Citation: Nguyen H, Shrestha S, Tran D, Shafi A, Draghici S and Nguyen T (2019) A Comprehensive Survey of Tools and Software for Active Subnetwork Identification. Front. Genet. 10:155. doi: 10.3389/fgene.2019.00155

Received: 25 September 2018; Accepted: 13 February 2019;
Published: 05 March 2019.

Edited by:

Marco Pellegrini, Italian National Research Council (CNR), Italy

Reviewed by:

Alexey Sergushichev, ITMO University, Russia
Rosalba Giugno, University of Verona, Italy

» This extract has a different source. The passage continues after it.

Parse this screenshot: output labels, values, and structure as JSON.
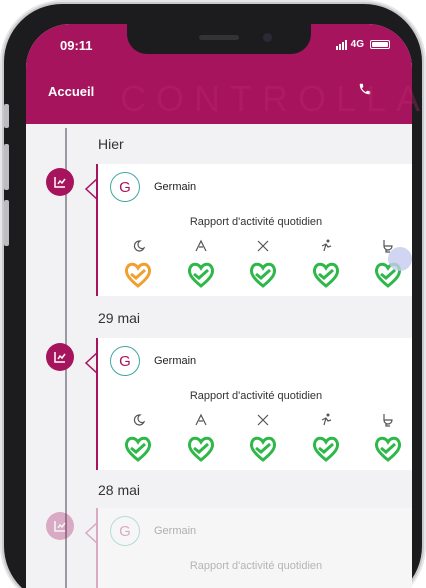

Copyright © 2019 Nguyen, Shrestha, Tran, Shafi, Draghici and Nguyen. This is an open-access article distributed under the terms of the Creative Commons Attribution License (CC BY). The use, distribution or reproduction in other forums is permitted, provided the original author(s) and the copyright owner(s) are credited and that the original publication in this journal is cited, in accordance with accepted academic practice. No use, distribution or reproduction is permitted which does not comply with these terms.

*Correspondence: Sorin Draghici,
Tin Nguyen,